The makers of Baltimore’s famous Berger Cookies were closer Monday to reopening their
bakery, a spokesman said.
The Baltimore City Health Department closed the bakery Jan. 31 for operating without a city-issued food service license. The Health Department has no concerns about food safety after inspecting the facility earlier this month, said spokeswoman Tiffany Thomas Smith.
has an ongoing, “routine” investigation into the bakery after a scheduled inspection in January, said George A. Strait, an agency spokesman, on Monday. Strait said the manufacturer of Berger Cookies has a federal food license because it distributes cookies in other states, though he would not confirm how long it had the license.
Strait could not say how long the FDA investigation will take or what the outcome would be.
Anthony T. Bartlett, a spokesman for the bakery’s owner, said the bakery had assembled almost all of the supporting documents needed to submit an application for a city food license.
Smith said the company still needed to submit a Hazard Analysis and Critical Control Point (HACCP) plan. The HACCP is a key food safety requirement with a reputation among applicants for being complicated and daunting to assemble.
Once the company submits the HACCP and a $500 fee, it will be allowed to reopen, even if the HACCP does not meet all of the department’s usual requirements, Smith said. If the HACCP plan is substantially complete, the health department will help the company with the plan after the bakery reopens, she said.

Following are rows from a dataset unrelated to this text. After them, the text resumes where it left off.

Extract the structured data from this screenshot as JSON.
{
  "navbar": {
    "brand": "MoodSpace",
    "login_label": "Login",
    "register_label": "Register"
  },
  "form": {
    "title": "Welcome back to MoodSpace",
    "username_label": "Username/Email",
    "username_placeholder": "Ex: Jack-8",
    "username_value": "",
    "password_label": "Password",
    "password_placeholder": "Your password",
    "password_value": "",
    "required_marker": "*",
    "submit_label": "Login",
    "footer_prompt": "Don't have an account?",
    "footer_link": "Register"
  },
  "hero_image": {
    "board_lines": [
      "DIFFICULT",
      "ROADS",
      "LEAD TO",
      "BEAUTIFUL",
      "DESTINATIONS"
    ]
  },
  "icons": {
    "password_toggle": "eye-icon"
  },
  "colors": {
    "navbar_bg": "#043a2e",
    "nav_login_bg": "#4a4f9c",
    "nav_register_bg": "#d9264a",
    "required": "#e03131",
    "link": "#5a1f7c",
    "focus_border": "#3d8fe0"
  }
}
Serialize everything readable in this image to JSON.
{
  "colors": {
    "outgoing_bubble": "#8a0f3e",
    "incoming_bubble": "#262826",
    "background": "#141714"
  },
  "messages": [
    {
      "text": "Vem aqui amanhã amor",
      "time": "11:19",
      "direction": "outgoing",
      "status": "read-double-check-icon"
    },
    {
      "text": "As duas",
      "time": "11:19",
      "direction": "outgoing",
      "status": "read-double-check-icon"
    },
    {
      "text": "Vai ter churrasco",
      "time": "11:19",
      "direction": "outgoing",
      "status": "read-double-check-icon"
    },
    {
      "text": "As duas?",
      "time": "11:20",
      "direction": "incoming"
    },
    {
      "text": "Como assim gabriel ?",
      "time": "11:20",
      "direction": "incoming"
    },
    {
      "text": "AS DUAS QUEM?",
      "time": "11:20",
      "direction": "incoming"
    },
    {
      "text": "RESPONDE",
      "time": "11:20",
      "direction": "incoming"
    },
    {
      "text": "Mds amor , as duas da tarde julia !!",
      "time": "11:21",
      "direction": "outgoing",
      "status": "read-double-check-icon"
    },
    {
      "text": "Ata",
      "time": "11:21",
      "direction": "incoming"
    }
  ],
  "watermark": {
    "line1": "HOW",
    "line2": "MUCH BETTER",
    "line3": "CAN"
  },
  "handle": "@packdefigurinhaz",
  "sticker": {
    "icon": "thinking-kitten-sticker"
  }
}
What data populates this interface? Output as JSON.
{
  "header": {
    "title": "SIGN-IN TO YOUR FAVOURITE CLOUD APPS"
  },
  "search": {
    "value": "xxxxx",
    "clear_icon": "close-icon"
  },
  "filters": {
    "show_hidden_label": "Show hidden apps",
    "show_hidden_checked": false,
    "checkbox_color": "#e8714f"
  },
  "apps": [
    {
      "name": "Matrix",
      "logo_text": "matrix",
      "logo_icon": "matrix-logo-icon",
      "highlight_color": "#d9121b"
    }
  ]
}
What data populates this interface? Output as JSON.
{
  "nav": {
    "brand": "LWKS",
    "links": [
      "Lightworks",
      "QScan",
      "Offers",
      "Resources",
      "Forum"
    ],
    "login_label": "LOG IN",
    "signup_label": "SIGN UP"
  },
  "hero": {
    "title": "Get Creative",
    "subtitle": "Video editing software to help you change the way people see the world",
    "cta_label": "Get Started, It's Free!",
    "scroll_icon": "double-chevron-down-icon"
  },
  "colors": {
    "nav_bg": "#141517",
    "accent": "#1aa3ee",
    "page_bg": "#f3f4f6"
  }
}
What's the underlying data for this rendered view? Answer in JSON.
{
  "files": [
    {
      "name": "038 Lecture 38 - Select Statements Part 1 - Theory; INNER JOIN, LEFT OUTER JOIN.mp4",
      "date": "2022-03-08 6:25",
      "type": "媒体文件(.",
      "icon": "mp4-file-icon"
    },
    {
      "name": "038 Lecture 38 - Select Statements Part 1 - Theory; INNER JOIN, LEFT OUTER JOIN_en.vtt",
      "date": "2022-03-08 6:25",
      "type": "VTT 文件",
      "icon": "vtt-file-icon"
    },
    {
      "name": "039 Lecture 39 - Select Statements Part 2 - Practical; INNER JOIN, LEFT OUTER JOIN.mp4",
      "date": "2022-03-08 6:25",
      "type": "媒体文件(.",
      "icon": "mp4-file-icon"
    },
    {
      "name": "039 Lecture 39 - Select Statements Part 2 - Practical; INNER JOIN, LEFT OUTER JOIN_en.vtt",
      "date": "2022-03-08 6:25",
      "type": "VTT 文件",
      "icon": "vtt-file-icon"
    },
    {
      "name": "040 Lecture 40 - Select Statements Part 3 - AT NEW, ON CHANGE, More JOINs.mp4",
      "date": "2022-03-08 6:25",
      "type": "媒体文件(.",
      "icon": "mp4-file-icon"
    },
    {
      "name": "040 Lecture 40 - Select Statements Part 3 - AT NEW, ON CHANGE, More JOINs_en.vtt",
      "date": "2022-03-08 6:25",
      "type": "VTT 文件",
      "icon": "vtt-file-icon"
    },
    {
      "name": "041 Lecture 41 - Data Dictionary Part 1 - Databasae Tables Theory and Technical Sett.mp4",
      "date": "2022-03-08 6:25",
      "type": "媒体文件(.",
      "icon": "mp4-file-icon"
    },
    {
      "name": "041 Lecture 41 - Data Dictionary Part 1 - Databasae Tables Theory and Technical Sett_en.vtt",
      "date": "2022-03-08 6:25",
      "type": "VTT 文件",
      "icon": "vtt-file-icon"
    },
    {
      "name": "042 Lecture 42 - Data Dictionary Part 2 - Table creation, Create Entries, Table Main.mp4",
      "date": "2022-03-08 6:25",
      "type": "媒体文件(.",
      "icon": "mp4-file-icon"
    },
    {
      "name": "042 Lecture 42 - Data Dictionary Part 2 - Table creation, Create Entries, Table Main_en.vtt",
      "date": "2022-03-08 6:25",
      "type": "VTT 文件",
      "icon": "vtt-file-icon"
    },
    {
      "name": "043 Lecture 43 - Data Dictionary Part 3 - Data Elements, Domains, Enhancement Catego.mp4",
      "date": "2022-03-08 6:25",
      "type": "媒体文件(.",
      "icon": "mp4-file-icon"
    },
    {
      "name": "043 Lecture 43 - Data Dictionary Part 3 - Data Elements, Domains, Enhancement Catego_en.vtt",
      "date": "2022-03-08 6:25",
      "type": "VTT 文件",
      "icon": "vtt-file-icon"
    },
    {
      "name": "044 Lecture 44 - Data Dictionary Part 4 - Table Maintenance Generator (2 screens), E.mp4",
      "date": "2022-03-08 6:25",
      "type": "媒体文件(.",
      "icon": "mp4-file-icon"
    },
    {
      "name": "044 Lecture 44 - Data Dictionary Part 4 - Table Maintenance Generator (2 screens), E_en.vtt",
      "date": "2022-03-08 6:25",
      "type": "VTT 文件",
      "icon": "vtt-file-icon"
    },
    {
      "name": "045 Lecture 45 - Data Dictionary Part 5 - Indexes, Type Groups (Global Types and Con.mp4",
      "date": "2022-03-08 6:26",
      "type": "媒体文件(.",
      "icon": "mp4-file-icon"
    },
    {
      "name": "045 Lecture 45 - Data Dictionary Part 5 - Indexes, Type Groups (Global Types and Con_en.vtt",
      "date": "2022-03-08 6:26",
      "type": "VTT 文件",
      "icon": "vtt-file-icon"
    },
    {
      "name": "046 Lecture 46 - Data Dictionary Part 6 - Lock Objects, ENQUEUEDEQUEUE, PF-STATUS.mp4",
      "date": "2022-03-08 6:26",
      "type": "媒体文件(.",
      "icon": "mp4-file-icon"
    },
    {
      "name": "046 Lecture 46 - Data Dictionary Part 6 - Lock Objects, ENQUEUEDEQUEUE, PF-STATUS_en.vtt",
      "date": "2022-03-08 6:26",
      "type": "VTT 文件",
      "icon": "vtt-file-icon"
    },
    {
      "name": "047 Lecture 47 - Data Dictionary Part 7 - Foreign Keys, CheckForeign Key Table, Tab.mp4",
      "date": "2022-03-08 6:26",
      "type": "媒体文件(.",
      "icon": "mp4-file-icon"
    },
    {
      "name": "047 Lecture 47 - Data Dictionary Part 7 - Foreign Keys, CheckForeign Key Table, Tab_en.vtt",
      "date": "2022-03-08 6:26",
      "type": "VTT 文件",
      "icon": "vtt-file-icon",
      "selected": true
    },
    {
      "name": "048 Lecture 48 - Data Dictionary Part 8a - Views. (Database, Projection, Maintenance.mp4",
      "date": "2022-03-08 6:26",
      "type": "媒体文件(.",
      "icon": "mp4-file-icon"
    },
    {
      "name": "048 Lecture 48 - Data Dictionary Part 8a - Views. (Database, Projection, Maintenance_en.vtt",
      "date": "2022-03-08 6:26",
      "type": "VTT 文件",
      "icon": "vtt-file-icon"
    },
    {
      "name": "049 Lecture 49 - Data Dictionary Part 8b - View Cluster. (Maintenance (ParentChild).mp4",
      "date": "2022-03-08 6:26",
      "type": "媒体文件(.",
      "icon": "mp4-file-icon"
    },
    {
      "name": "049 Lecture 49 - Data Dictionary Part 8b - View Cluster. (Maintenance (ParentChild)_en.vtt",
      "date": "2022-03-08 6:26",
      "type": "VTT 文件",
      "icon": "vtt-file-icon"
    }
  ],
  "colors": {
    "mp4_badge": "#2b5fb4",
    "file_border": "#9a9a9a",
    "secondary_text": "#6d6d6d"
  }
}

Bartlett was considering getting help with Berger’s HACCP and was hoping to have the materials ready to bring to the health department on Tuesday. “Our big goal is to reopen for business this week,” he said.